The mandate and start date of Åke Sellström’s team is yet to be defined, but the UN stressed it was a scientific rather than criminal inquiry.
“He is an accomplished scientist with a solid background in disarmament and international security,” the UN said on Tuesday as it announced the appointment of Sellström, a senior researcher at the European Centre for Advanced Studies of Societal Security and Vulnerability,
A specialist in chemical, biological, radiological, nuclear and explosive substances, Sellström was previously chief inspector with the UN Special Commission (UNSCOM) and also top adviser to the UN Monitoring, Verification and Inspection Commission (UNMOVIC) for Iraq.
He will head the new Syria team, whose remaining members are yet to be announced.
UN head Ban Ki-moon has told the UN Security Council permanent members, which includes main Syrian government ally Russia, that they will not be allowed to take part, according to diplomatic sources.
Russia has made clear its irritation at being excluded and had expressed its “willingness” to take part, Russia’s UN ambassador Vitaly Churkin told reporters.
“We were told that the secretariat preferred to have a team which would exclude [security council permanent] members,” he added.
“We do not fully share this kind of attitude but the main thing is for it to be as objective a team as possible,” Churkin said.
“So we will see what kind of group it will be and what its work results in.”
The Syrian government asked for an investigation last week after claiming that the opposition used chemical weapons in Aleppo on March 19th, 2013. The UK and France, meanwhile, have demanded that the inquiry also look into claims from the rebels that the government used chemical arms in Aleppo and near Damascus.
Russia has strongly backed the Syrian demand to limit the investigation.The UN has only said that the “initial focus” of the inquiry will be the Syrian government claim.
“It is not a criminal investigation, it is a technical mission,” said UN spokesman Martin Nesirky.
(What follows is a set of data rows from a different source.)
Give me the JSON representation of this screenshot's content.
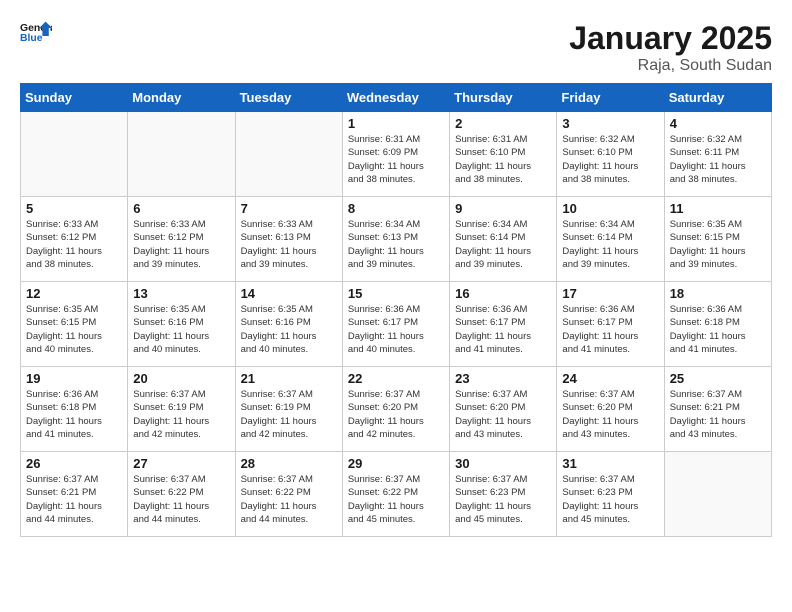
{
  "logo": {
    "text_general": "General",
    "text_blue": "Blue"
  },
  "title": "January 2025",
  "subtitle": "Raja, South Sudan",
  "days_of_week": [
    "Sunday",
    "Monday",
    "Tuesday",
    "Wednesday",
    "Thursday",
    "Friday",
    "Saturday"
  ],
  "weeks": [
    [
      {
        "day": "",
        "info": ""
      },
      {
        "day": "",
        "info": ""
      },
      {
        "day": "",
        "info": ""
      },
      {
        "day": "1",
        "info": "Sunrise: 6:31 AM\nSunset: 6:09 PM\nDaylight: 11 hours\nand 38 minutes."
      },
      {
        "day": "2",
        "info": "Sunrise: 6:31 AM\nSunset: 6:10 PM\nDaylight: 11 hours\nand 38 minutes."
      },
      {
        "day": "3",
        "info": "Sunrise: 6:32 AM\nSunset: 6:10 PM\nDaylight: 11 hours\nand 38 minutes."
      },
      {
        "day": "4",
        "info": "Sunrise: 6:32 AM\nSunset: 6:11 PM\nDaylight: 11 hours\nand 38 minutes."
      }
    ],
    [
      {
        "day": "5",
        "info": "Sunrise: 6:33 AM\nSunset: 6:12 PM\nDaylight: 11 hours\nand 38 minutes."
      },
      {
        "day": "6",
        "info": "Sunrise: 6:33 AM\nSunset: 6:12 PM\nDaylight: 11 hours\nand 39 minutes."
      },
      {
        "day": "7",
        "info": "Sunrise: 6:33 AM\nSunset: 6:13 PM\nDaylight: 11 hours\nand 39 minutes."
      },
      {
        "day": "8",
        "info": "Sunrise: 6:34 AM\nSunset: 6:13 PM\nDaylight: 11 hours\nand 39 minutes."
      },
      {
        "day": "9",
        "info": "Sunrise: 6:34 AM\nSunset: 6:14 PM\nDaylight: 11 hours\nand 39 minutes."
      },
      {
        "day": "10",
        "info": "Sunrise: 6:34 AM\nSunset: 6:14 PM\nDaylight: 11 hours\nand 39 minutes."
      },
      {
        "day": "11",
        "info": "Sunrise: 6:35 AM\nSunset: 6:15 PM\nDaylight: 11 hours\nand 39 minutes."
      }
    ],
    [
      {
        "day": "12",
        "info": "Sunrise: 6:35 AM\nSunset: 6:15 PM\nDaylight: 11 hours\nand 40 minutes."
      },
      {
        "day": "13",
        "info": "Sunrise: 6:35 AM\nSunset: 6:16 PM\nDaylight: 11 hours\nand 40 minutes."
      },
      {
        "day": "14",
        "info": "Sunrise: 6:35 AM\nSunset: 6:16 PM\nDaylight: 11 hours\nand 40 minutes."
      },
      {
        "day": "15",
        "info": "Sunrise: 6:36 AM\nSunset: 6:17 PM\nDaylight: 11 hours\nand 40 minutes."
      },
      {
        "day": "16",
        "info": "Sunrise: 6:36 AM\nSunset: 6:17 PM\nDaylight: 11 hours\nand 41 minutes."
      },
      {
        "day": "17",
        "info": "Sunrise: 6:36 AM\nSunset: 6:17 PM\nDaylight: 11 hours\nand 41 minutes."
      },
      {
        "day": "18",
        "info": "Sunrise: 6:36 AM\nSunset: 6:18 PM\nDaylight: 11 hours\nand 41 minutes."
      }
    ],
    [
      {
        "day": "19",
        "info": "Sunrise: 6:36 AM\nSunset: 6:18 PM\nDaylight: 11 hours\nand 41 minutes."
      },
      {
        "day": "20",
        "info": "Sunrise: 6:37 AM\nSunset: 6:19 PM\nDaylight: 11 hours\nand 42 minutes."
      },
      {
        "day": "21",
        "info": "Sunrise: 6:37 AM\nSunset: 6:19 PM\nDaylight: 11 hours\nand 42 minutes."
      },
      {
        "day": "22",
        "info": "Sunrise: 6:37 AM\nSunset: 6:20 PM\nDaylight: 11 hours\nand 42 minutes."
      },
      {
        "day": "23",
        "info": "Sunrise: 6:37 AM\nSunset: 6:20 PM\nDaylight: 11 hours\nand 43 minutes."
      },
      {
        "day": "24",
        "info": "Sunrise: 6:37 AM\nSunset: 6:20 PM\nDaylight: 11 hours\nand 43 minutes."
      },
      {
        "day": "25",
        "info": "Sunrise: 6:37 AM\nSunset: 6:21 PM\nDaylight: 11 hours\nand 43 minutes."
      }
    ],
    [
      {
        "day": "26",
        "info": "Sunrise: 6:37 AM\nSunset: 6:21 PM\nDaylight: 11 hours\nand 44 minutes."
      },
      {
        "day": "27",
        "info": "Sunrise: 6:37 AM\nSunset: 6:22 PM\nDaylight: 11 hours\nand 44 minutes."
      },
      {
        "day": "28",
        "info": "Sunrise: 6:37 AM\nSunset: 6:22 PM\nDaylight: 11 hours\nand 44 minutes."
      },
      {
        "day": "29",
        "info": "Sunrise: 6:37 AM\nSunset: 6:22 PM\nDaylight: 11 hours\nand 45 minutes."
      },
      {
        "day": "30",
        "info": "Sunrise: 6:37 AM\nSunset: 6:23 PM\nDaylight: 11 hours\nand 45 minutes."
      },
      {
        "day": "31",
        "info": "Sunrise: 6:37 AM\nSunset: 6:23 PM\nDaylight: 11 hours\nand 45 minutes."
      },
      {
        "day": "",
        "info": ""
      }
    ]
  ]
}
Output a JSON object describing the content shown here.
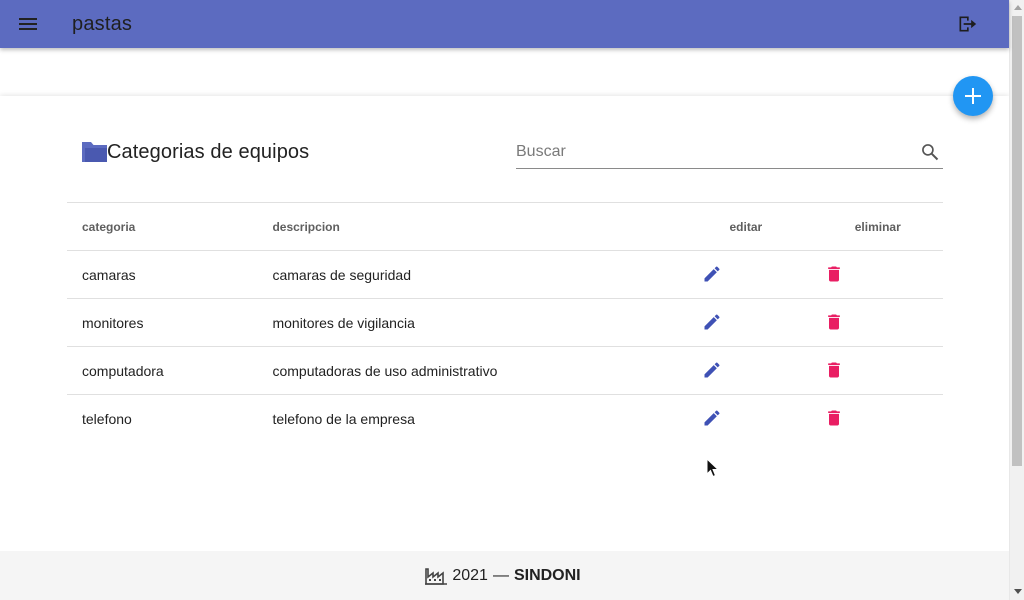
{
  "app_bar": {
    "title": "pastas",
    "menu_icon": "menu-icon",
    "logout_icon": "logout-icon",
    "color": "#5c6bc0"
  },
  "fab": {
    "icon": "plus-icon",
    "color": "#2196f3"
  },
  "card": {
    "title": "Categorias de equipos",
    "title_icon": "folder-icon",
    "search": {
      "placeholder": "Buscar",
      "value": "",
      "icon": "search-icon"
    }
  },
  "table": {
    "headers": {
      "categoria": "categoria",
      "descripcion": "descripcion",
      "editar": "editar",
      "eliminar": "eliminar"
    },
    "rows": [
      {
        "categoria": "camaras",
        "descripcion": "camaras de seguridad"
      },
      {
        "categoria": "monitores",
        "descripcion": "monitores de vigilancia"
      },
      {
        "categoria": "computadora",
        "descripcion": "computadoras de uso administrativo"
      },
      {
        "categoria": "telefono",
        "descripcion": "telefono de la empresa"
      }
    ],
    "edit_icon": "pencil-icon",
    "delete_icon": "trash-icon",
    "edit_color": "#3f51b5",
    "delete_color": "#e91e63"
  },
  "footer": {
    "icon": "factory-icon",
    "year": "2021",
    "separator": "—",
    "brand": "SINDONI"
  }
}
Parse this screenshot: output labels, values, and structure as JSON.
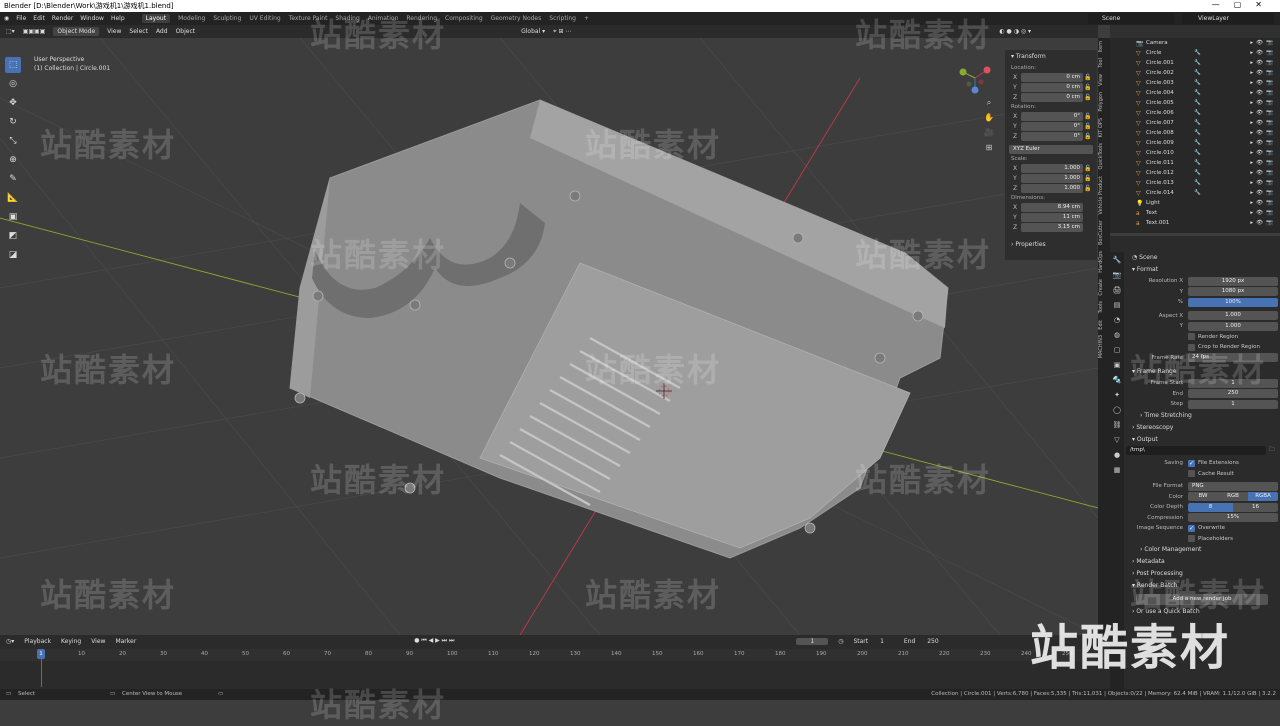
{
  "titlebar": {
    "title": "Blender [D:\\Blender\\Work\\游戏机1\\游戏机1.blend]"
  },
  "menu": {
    "items": [
      "File",
      "Edit",
      "Render",
      "Window",
      "Help"
    ]
  },
  "workspaces": [
    {
      "label": "Layout",
      "active": true
    },
    {
      "label": "Modeling",
      "active": false
    },
    {
      "label": "Sculpting",
      "active": false
    },
    {
      "label": "UV Editing",
      "active": false
    },
    {
      "label": "Texture Paint",
      "active": false
    },
    {
      "label": "Shading",
      "active": false
    },
    {
      "label": "Animation",
      "active": false
    },
    {
      "label": "Rendering",
      "active": false
    },
    {
      "label": "Compositing",
      "active": false
    },
    {
      "label": "Geometry Nodes",
      "active": false
    },
    {
      "label": "Scripting",
      "active": false
    }
  ],
  "scene_selector": "Scene",
  "viewlayer_selector": "ViewLayer",
  "viewport_header": {
    "mode": "Object Mode",
    "menus": [
      "View",
      "Select",
      "Add",
      "Object"
    ],
    "orientation": "Global",
    "options": "Options"
  },
  "viewport": {
    "perspective": "User Perspective",
    "collection": "(1) Collection | Circle.001"
  },
  "tools": [
    "select",
    "cursor",
    "move",
    "rotate",
    "scale",
    "transform",
    "annotate",
    "measure",
    "add-cube",
    "shrink",
    "extra"
  ],
  "npanel": {
    "transform_header": "Transform",
    "location_label": "Location:",
    "location": [
      {
        "axis": "X",
        "value": "0 cm"
      },
      {
        "axis": "Y",
        "value": "0 cm"
      },
      {
        "axis": "Z",
        "value": "0 cm"
      }
    ],
    "rotation_label": "Rotation:",
    "rotation": [
      {
        "axis": "X",
        "value": "0°"
      },
      {
        "axis": "Y",
        "value": "0°"
      },
      {
        "axis": "Z",
        "value": "0°"
      }
    ],
    "rotation_mode": "XYZ Euler",
    "scale_label": "Scale:",
    "scale": [
      {
        "axis": "X",
        "value": "1.000"
      },
      {
        "axis": "Y",
        "value": "1.000"
      },
      {
        "axis": "Z",
        "value": "1.000"
      }
    ],
    "dimensions_label": "Dimensions:",
    "dimensions": [
      {
        "axis": "X",
        "value": "8.94 cm"
      },
      {
        "axis": "Y",
        "value": "11 cm"
      },
      {
        "axis": "Z",
        "value": "3.15 cm"
      }
    ],
    "properties_header": "Properties"
  },
  "side_tabs": [
    "Item",
    "Tool",
    "View",
    "Polygon",
    "KIT OPS",
    "QuickTools",
    "Vehicle Product",
    "BoxCutter",
    "HardOps",
    "Create",
    "Tools",
    "Edit",
    "MACHIN3"
  ],
  "outliner": {
    "items": [
      {
        "name": "Camera",
        "icon": "camera"
      },
      {
        "name": "Circle",
        "icon": "mesh"
      },
      {
        "name": "Circle.001",
        "icon": "mesh"
      },
      {
        "name": "Circle.002",
        "icon": "mesh"
      },
      {
        "name": "Circle.003",
        "icon": "mesh"
      },
      {
        "name": "Circle.004",
        "icon": "mesh"
      },
      {
        "name": "Circle.005",
        "icon": "mesh"
      },
      {
        "name": "Circle.006",
        "icon": "mesh"
      },
      {
        "name": "Circle.007",
        "icon": "mesh"
      },
      {
        "name": "Circle.008",
        "icon": "mesh"
      },
      {
        "name": "Circle.009",
        "icon": "mesh"
      },
      {
        "name": "Circle.010",
        "icon": "mesh"
      },
      {
        "name": "Circle.011",
        "icon": "mesh"
      },
      {
        "name": "Circle.012",
        "icon": "mesh"
      },
      {
        "name": "Circle.013",
        "icon": "mesh"
      },
      {
        "name": "Circle.014",
        "icon": "mesh"
      },
      {
        "name": "Light",
        "icon": "light"
      },
      {
        "name": "Text",
        "icon": "text"
      },
      {
        "name": "Text.001",
        "icon": "text"
      }
    ]
  },
  "properties": {
    "scene": "Scene",
    "format_header": "Format",
    "resolution_x_label": "Resolution X",
    "resolution_x": "1920 px",
    "resolution_y_label": "Y",
    "resolution_y": "1080 px",
    "percent_label": "%",
    "percent": "100%",
    "aspect_x_label": "Aspect X",
    "aspect_x": "1.000",
    "aspect_y_label": "Y",
    "aspect_y": "1.000",
    "render_region": "Render Region",
    "crop_region": "Crop to Render Region",
    "frame_rate_label": "Frame Rate",
    "frame_rate": "24 fps",
    "frame_range_header": "Frame Range",
    "frame_start_label": "Frame Start",
    "frame_start": "1",
    "end_label": "End",
    "end": "250",
    "step_label": "Step",
    "step": "1",
    "time_stretching": "Time Stretching",
    "stereoscopy": "Stereoscopy",
    "output_header": "Output",
    "output_path": "/tmp\\",
    "saving_label": "Saving",
    "file_extensions": "File Extensions",
    "cache_result": "Cache Result",
    "file_format_label": "File Format",
    "file_format": "PNG",
    "color_label": "Color",
    "color_options": [
      "BW",
      "RGB",
      "RGBA"
    ],
    "color_depth_label": "Color Depth",
    "color_depth_options": [
      "8",
      "16"
    ],
    "compression_label": "Compression",
    "compression": "15%",
    "image_sequence_label": "Image Sequence",
    "overwrite": "Overwrite",
    "placeholders": "Placeholders",
    "color_management": "Color Management",
    "metadata": "Metadata",
    "post_processing": "Post Processing",
    "render_batch": "Render Batch",
    "add_render_job": "Add a new render job",
    "quick_batch": "Or use a Quick Batch"
  },
  "timeline": {
    "menus": [
      "Playback",
      "Keying",
      "View",
      "Marker"
    ],
    "current_frame": "1",
    "start_label": "Start",
    "start": "1",
    "end_label": "End",
    "end": "250",
    "ticks": [
      "1",
      "10",
      "20",
      "30",
      "40",
      "50",
      "60",
      "70",
      "80",
      "90",
      "100",
      "110",
      "120",
      "130",
      "140",
      "150",
      "160",
      "170",
      "180",
      "190",
      "200",
      "210",
      "220",
      "230",
      "240",
      "250"
    ]
  },
  "statusbar": {
    "left": "Select",
    "middle": "Center View to Mouse",
    "right": "Collection | Circle.001 | Verts:6,780 | Faces:5,335 | Tris:11,031 | Objects:0/22 | Memory: 62.4 MiB | VRAM: 1.1/12.0 GiB | 3.2.2"
  },
  "watermark": "站酷素材",
  "colors": {
    "accent": "#4772b3",
    "background": "#3d3d3d",
    "panel": "#2b2b2b",
    "axis_x": "#c0394a",
    "axis_y": "#8aab2e"
  }
}
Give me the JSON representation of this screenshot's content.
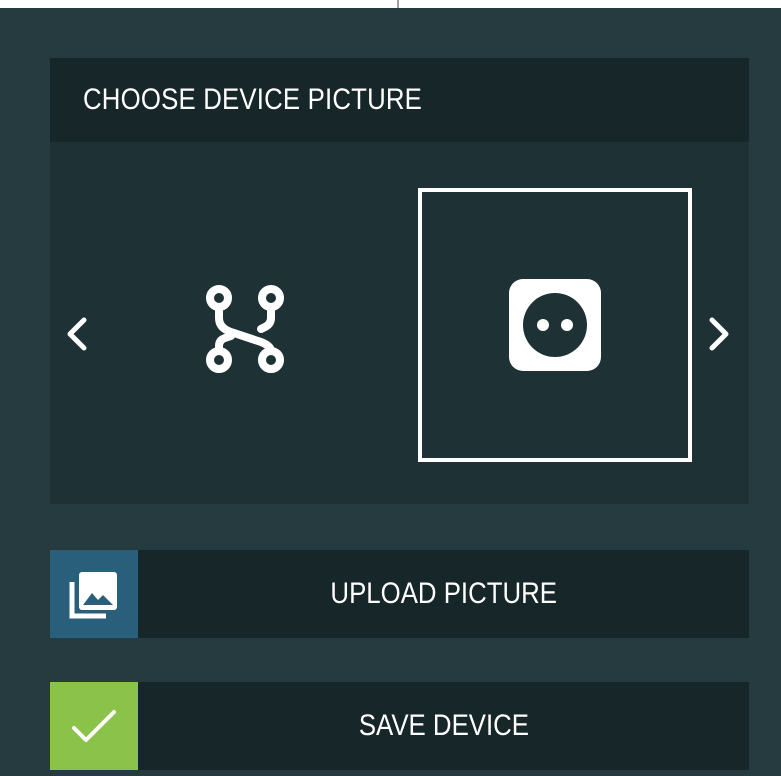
{
  "picker": {
    "title": "CHOOSE DEVICE PICTURE",
    "options": [
      {
        "icon": "circuit-icon",
        "selected": false
      },
      {
        "icon": "power-socket-icon",
        "selected": true
      }
    ],
    "prev_icon": "chevron-left-icon",
    "next_icon": "chevron-right-icon"
  },
  "upload": {
    "label": "UPLOAD PICTURE",
    "icon": "image-gallery-icon",
    "color": "#2a5f7c"
  },
  "save": {
    "label": "SAVE DEVICE",
    "icon": "check-icon",
    "color": "#8bc34a"
  },
  "colors": {
    "panel_background": "#253b3f",
    "picker_background": "#1e3236",
    "header_background": "#172629",
    "text": "#ffffff"
  }
}
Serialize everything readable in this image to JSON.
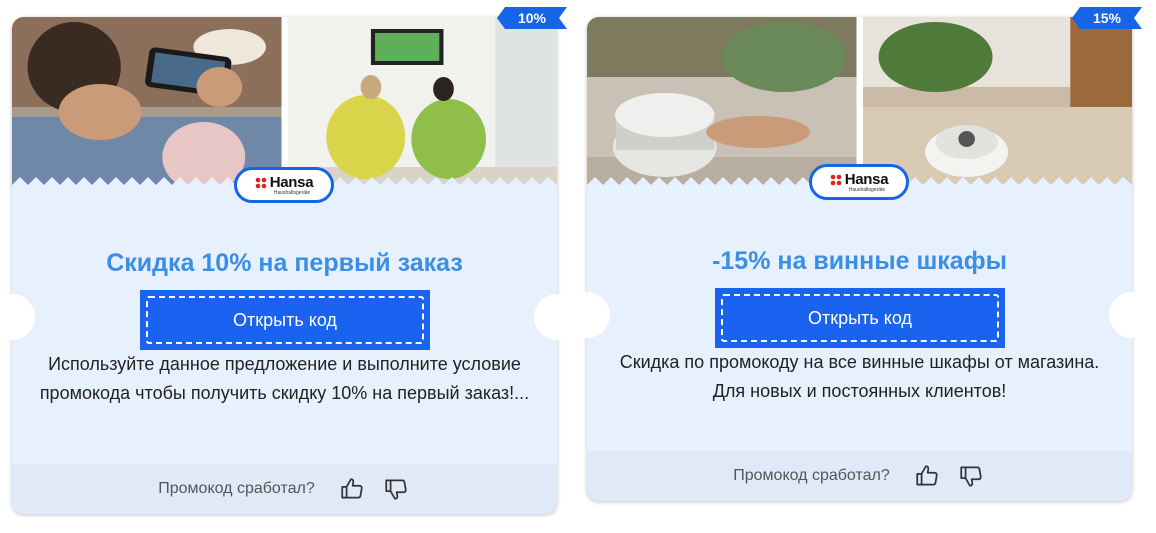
{
  "cards": [
    {
      "badge": "10%",
      "brand": "Hansa",
      "brand_sub": "Haushaltsgeräte",
      "title": "Скидка 10% на первый заказ",
      "button_label": "Открыть код",
      "description": "Используйте данное предложение и выполните условие промокода чтобы получить скидку 10% на первый заказ!...",
      "footer_question": "Промокод сработал?"
    },
    {
      "badge": "15%",
      "brand": "Hansa",
      "brand_sub": "Haushaltsgeräte",
      "title": "-15% на винные шкафы",
      "button_label": "Открыть код",
      "description": "Скидка по промокоду на все винные шкафы от магазина. Для новых и постоянных клиентов!",
      "footer_question": "Промокод сработал?"
    }
  ],
  "colors": {
    "accent": "#1565e6",
    "title": "#3b8ee6",
    "card_bg": "#e7f0fd",
    "button": "#1a62f0"
  },
  "icons": [
    "thumbs-up-icon",
    "thumbs-down-icon",
    "hansa-logo"
  ]
}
The investigators will try to confirm “whether chemical weapons were used and not by whom”.
Upon news of his appointment, Sellström told Sveriges Television (SVT) that he will be conducting interviews and tests to find out whether chemical weapons were used in Syria.
He said that in a chaotic war zone, people on the ground ran the risk of being exposed to different gases without being able to find out which one.
“It may be a bomb that contains something else, but people believe it was a chemical weapon,” he said.